Whether your school calls it CPD, CPL or CPDL, it is focusing on the ‘Continuous’ element of CPD that ensures it has the maximum impact.
Research proves that one-off CPD is ineffective in changing classroom practice and in its report, Developing Great Teaching (2015), the Teacher Development Trust found that “The most effective professional development lasted at least two terms... with follow-up, consolidation and support activities built in.”
The Australian Institute for Teaching and School Leadership confirms this and draws on international research that suggests, the most effective professional learning is primarily school-based, school managed and focused on improving teaching practice, (AITL 2012).
So, how do you follow the recommendations of these reports in your own school?
Gather a complete picture of staff performance
The more information you and your staff gather and record about performance, the easier it is to identify development needs and strengths. This could be from the appraisal process, performance management objectives, observations, work scrutiny exercises, voice, 360 reviews, self-reviews against professional standards as well as individuals identifying their own development needs and strengths.
Analyse strengths and areas for development
Once this information is being recorded, it is easy to analyse and identify where people need support and where this support can come from. It will also give you the opportunity to see everyone equally, perhaps your newly qualified teachers can share expertise on using action research or your teaching assistants can share expertise about supporting particular learners. It also opens up departments and teams to share their expertise across the school.
Align with school improvement priorities
Once you have analysed everyone’s strengths and areas for development, you can prioritise these with the school improvement priorities. Focussing on the real work that your staff do in the unique context of your school further engages staff in the professional development and enhances teaching and learning.
Understand objectives so that impact can be measured
Once staff are engaged in professional development activities, it is important that they understand what their objectives are in terms of their own practice and how long these may take to achieve. Once they understand this, they are better placed to measure its impact. Staff can set simple reminders of when to review its impact, something that can then be analysed across the school.
Use a variety of methods
Introducing a variety of approaches will help introduce a culture of improvement and for staff to view their development as an ongoing and continuous process.
How SchooliP can help
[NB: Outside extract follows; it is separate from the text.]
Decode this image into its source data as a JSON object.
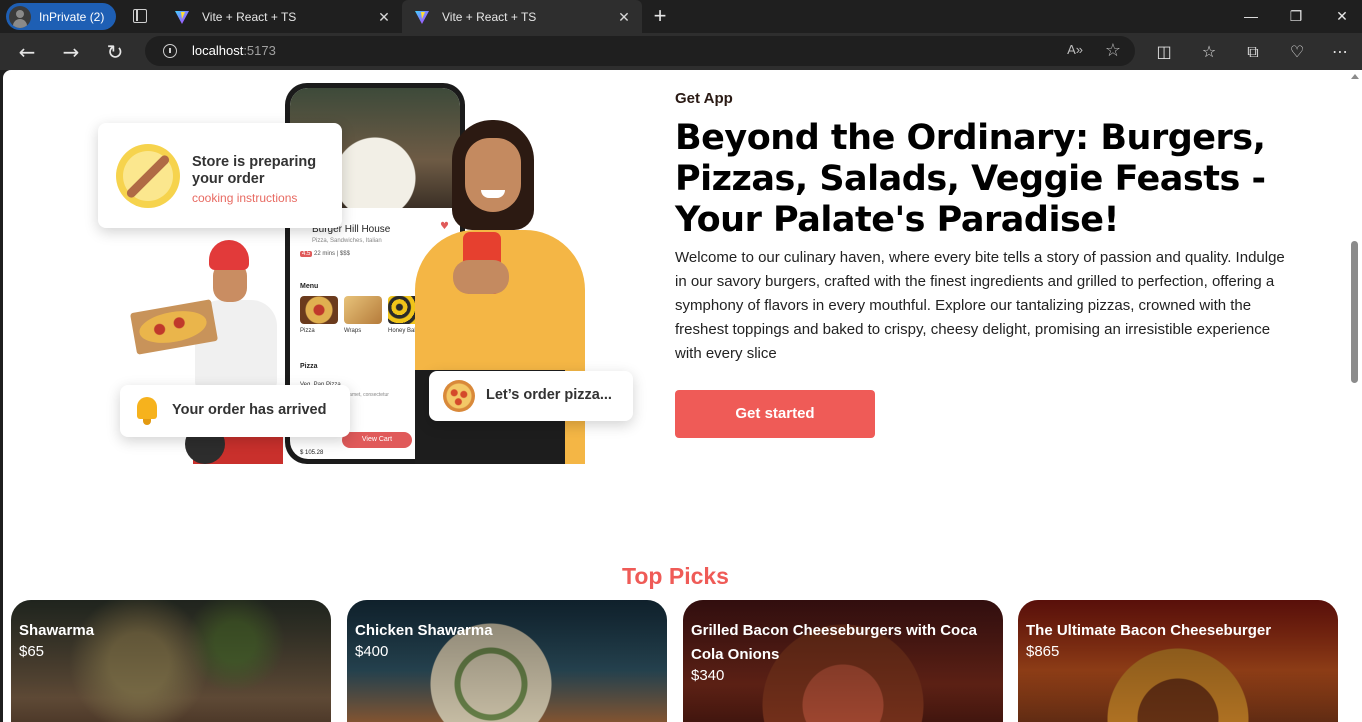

Everything discussed here can be recorded, analysed and measured within SchooliP and because SchooliP is available as a mobile app, it continually engages staff in their development. SchooliP will manage all forms of professional development from staff delivered sessions to mentoring and action research and alerts staff to review its impact throughout the process.
The Teacher Development Trust (2015). Developing Great Teaching: Lessons From The International Reviews Into Effective Professional Development. [online] http://tdtrust.org/about/dgt
The Australian Institute for Teaching and School Leadership (2014). Designing Professional Learning. [online]http://www.aitsl.edu.au/docs/default-source/default-document-library/designing_professional_learning_report.pdf?sfvrsn=4